Typhoon in the Philippines


David Vavrinak, Junior Staff Writer

On November 8th of this year, tragedy struck in the Philippines when the massive tropical cyclone Typhoontyphoon-haiyan-space Haiyan devastated the area. Known by the Filipinos as Typhoon Yolanda, this is the strongest storm ever recorded at landfall. With winds up to 195 mph, this superstorm is ranked as a class 5 typhoon; the highest classification of a typhoon. Hurricanes are categorized by the Saffir-Simpson scale, which has rankings from base 1 to 5. Typhoon Haiyan is 1 of 4 category 5 typoons to hit during the 2013 Hurricane season. Hurricanes, which are not to be confused with tornadoes, rely on the warm condensation above the oceans to form a storm cell. This is the reason hurricans tend to dissapate on land, whereas tornadoes gain power and strength on land. According to www.geography.learnontheinternet.co.uk, tornadoes are generally much smaller (in fact, about 300 times smaller,) and form above land.

This storm has caused nearly $2.4 billion USD in damage, and is responsible for nearly 5,700 deaths; making it the 2nd deadliest typhoon to ever strike. An article on www.stripes.com said that the United States responded by sending over 1,100 ground troops and 1,900 more on ships, and claims that “the military has run airfields, purified water, distributed relief supplies and evacuated 20,000 Haiyan survivors.” Associate dean at Indiana University’s Lilly Family School of Philanthropy Patrick Rooney believes that the individual donations given to the relief fund will total to nearly $1 billion dollars (according to USA Today).

To donate to help this cause through UNICEF, you may visit this website*: https://secure.unicefusa.org/site/Donation2;jsessionid=9D953699F43FB7BC69FA93143CCF76D6.app245a?idb=1072963325&df_id=16500&16500.donation=form1&utm_campaign=philippines&utm_source=bing&utm_medium=cpc
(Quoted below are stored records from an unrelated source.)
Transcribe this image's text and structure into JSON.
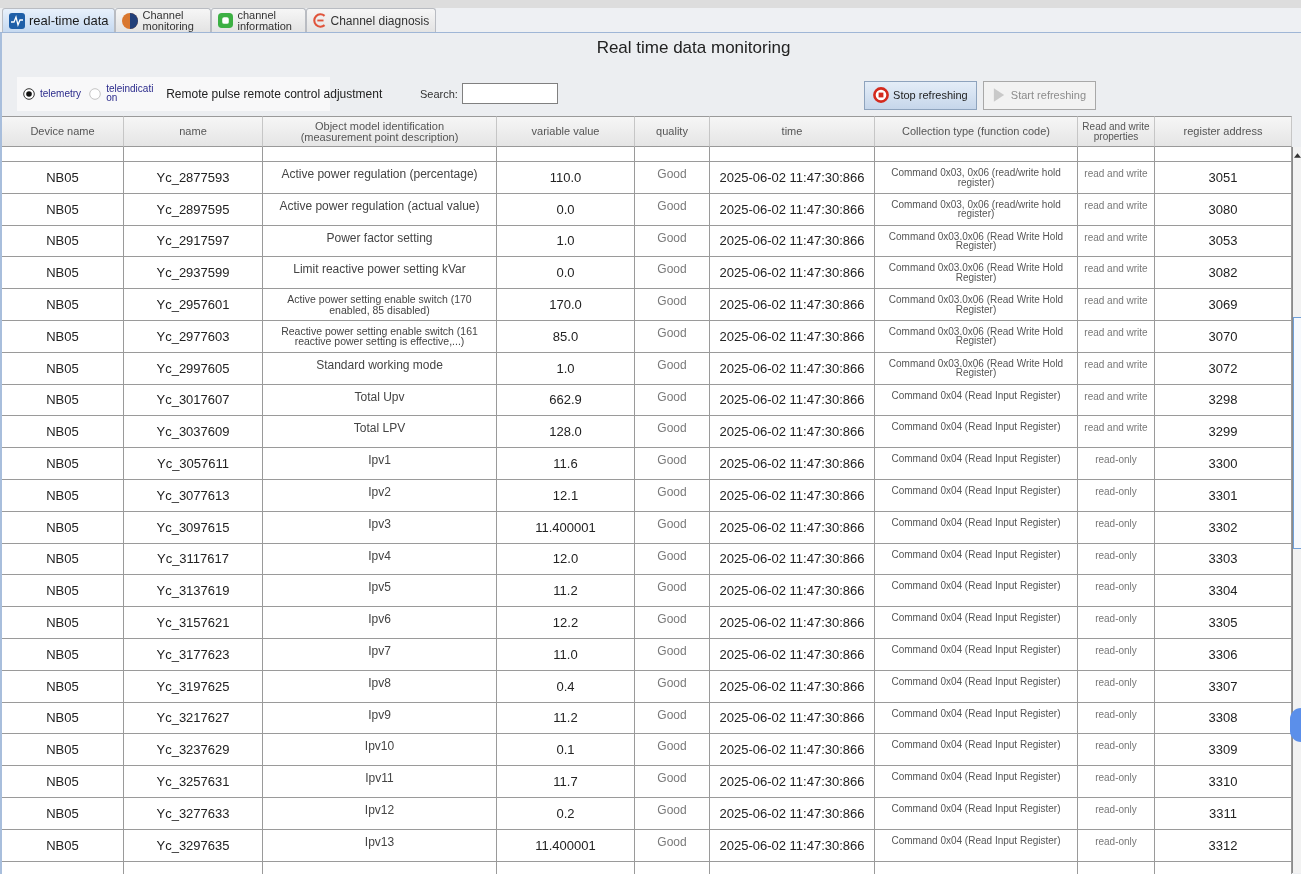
{
  "tabs": [
    {
      "label": "real-time data",
      "selected": true
    },
    {
      "label": "Channel monitoring",
      "selected": false
    },
    {
      "label": "channel information",
      "selected": false
    },
    {
      "label": "Channel diagnosis",
      "selected": false
    }
  ],
  "title": "Real time data monitoring",
  "toolbar": {
    "radios": [
      {
        "label": "telemetry",
        "selected": true
      },
      {
        "label": "teleindication",
        "selected": false
      }
    ],
    "mode_label": "Remote pulse remote control adjustment",
    "search": {
      "label": "Search:"
    },
    "buttons": [
      {
        "label": "Stop refreshing",
        "disabled": false
      },
      {
        "label": "Start refreshing",
        "disabled": true
      }
    ]
  },
  "table": {
    "columns": [
      "Device name",
      "name",
      "Object model identification (measurement point description)",
      "variable value",
      "quality",
      "time",
      "Collection type (function code)",
      "Read and write properties",
      "register address"
    ],
    "rows": [
      [
        "NB05",
        "Yc_2877593",
        "Active power regulation (percentage)",
        "110.0",
        "Good",
        "2025-06-02 11:47:30:866",
        "Command 0x03, 0x06 (read/write hold register)",
        "read and write",
        "3051"
      ],
      [
        "NB05",
        "Yc_2897595",
        "Active power regulation (actual value)",
        "0.0",
        "Good",
        "2025-06-02 11:47:30:866",
        "Command 0x03, 0x06 (read/write hold register)",
        "read and write",
        "3080"
      ],
      [
        "NB05",
        "Yc_2917597",
        "Power factor setting",
        "1.0",
        "Good",
        "2025-06-02 11:47:30:866",
        "Command 0x03.0x06 (Read Write Hold Register)",
        "read and write",
        "3053"
      ],
      [
        "NB05",
        "Yc_2937599",
        "Limit reactive power setting kVar",
        "0.0",
        "Good",
        "2025-06-02 11:47:30:866",
        "Command 0x03.0x06 (Read Write Hold Register)",
        "read and write",
        "3082"
      ],
      [
        "NB05",
        "Yc_2957601",
        "Active power setting enable switch (170 enabled, 85 disabled)",
        "170.0",
        "Good",
        "2025-06-02 11:47:30:866",
        "Command 0x03.0x06 (Read Write Hold Register)",
        "read and write",
        "3069"
      ],
      [
        "NB05",
        "Yc_2977603",
        "Reactive power setting enable switch (161 reactive power setting is effective,...)",
        "85.0",
        "Good",
        "2025-06-02 11:47:30:866",
        "Command 0x03.0x06 (Read Write Hold Register)",
        "read and write",
        "3070"
      ],
      [
        "NB05",
        "Yc_2997605",
        "Standard working mode",
        "1.0",
        "Good",
        "2025-06-02 11:47:30:866",
        "Command 0x03.0x06 (Read Write Hold Register)",
        "read and write",
        "3072"
      ],
      [
        "NB05",
        "Yc_3017607",
        "Total Upv",
        "662.9",
        "Good",
        "2025-06-02 11:47:30:866",
        "Command 0x04 (Read Input Register)",
        "read and write",
        "3298"
      ],
      [
        "NB05",
        "Yc_3037609",
        "Total LPV",
        "128.0",
        "Good",
        "2025-06-02 11:47:30:866",
        "Command 0x04 (Read Input Register)",
        "read and write",
        "3299"
      ],
      [
        "NB05",
        "Yc_3057611",
        "Ipv1",
        "11.6",
        "Good",
        "2025-06-02 11:47:30:866",
        "Command 0x04 (Read Input Register)",
        "read-only",
        "3300"
      ],
      [
        "NB05",
        "Yc_3077613",
        "Ipv2",
        "12.1",
        "Good",
        "2025-06-02 11:47:30:866",
        "Command 0x04 (Read Input Register)",
        "read-only",
        "3301"
      ],
      [
        "NB05",
        "Yc_3097615",
        "Ipv3",
        "11.400001",
        "Good",
        "2025-06-02 11:47:30:866",
        "Command 0x04 (Read Input Register)",
        "read-only",
        "3302"
      ],
      [
        "NB05",
        "Yc_3117617",
        "Ipv4",
        "12.0",
        "Good",
        "2025-06-02 11:47:30:866",
        "Command 0x04 (Read Input Register)",
        "read-only",
        "3303"
      ],
      [
        "NB05",
        "Yc_3137619",
        "Ipv5",
        "11.2",
        "Good",
        "2025-06-02 11:47:30:866",
        "Command 0x04 (Read Input Register)",
        "read-only",
        "3304"
      ],
      [
        "NB05",
        "Yc_3157621",
        "Ipv6",
        "12.2",
        "Good",
        "2025-06-02 11:47:30:866",
        "Command 0x04 (Read Input Register)",
        "read-only",
        "3305"
      ],
      [
        "NB05",
        "Yc_3177623",
        "Ipv7",
        "11.0",
        "Good",
        "2025-06-02 11:47:30:866",
        "Command 0x04 (Read Input Register)",
        "read-only",
        "3306"
      ],
      [
        "NB05",
        "Yc_3197625",
        "Ipv8",
        "0.4",
        "Good",
        "2025-06-02 11:47:30:866",
        "Command 0x04 (Read Input Register)",
        "read-only",
        "3307"
      ],
      [
        "NB05",
        "Yc_3217627",
        "Ipv9",
        "11.2",
        "Good",
        "2025-06-02 11:47:30:866",
        "Command 0x04 (Read Input Register)",
        "read-only",
        "3308"
      ],
      [
        "NB05",
        "Yc_3237629",
        "Ipv10",
        "0.1",
        "Good",
        "2025-06-02 11:47:30:866",
        "Command 0x04 (Read Input Register)",
        "read-only",
        "3309"
      ],
      [
        "NB05",
        "Yc_3257631",
        "Ipv11",
        "11.7",
        "Good",
        "2025-06-02 11:47:30:866",
        "Command 0x04 (Read Input Register)",
        "read-only",
        "3310"
      ],
      [
        "NB05",
        "Yc_3277633",
        "Ipv12",
        "0.2",
        "Good",
        "2025-06-02 11:47:30:866",
        "Command 0x04 (Read Input Register)",
        "read-only",
        "3311"
      ],
      [
        "NB05",
        "Yc_3297635",
        "Ipv13",
        "11.400001",
        "Good",
        "2025-06-02 11:47:30:866",
        "Command 0x04 (Read Input Register)",
        "read-only",
        "3312"
      ]
    ]
  }
}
*This website reflects the opinions of the author, and is not promoted by the school.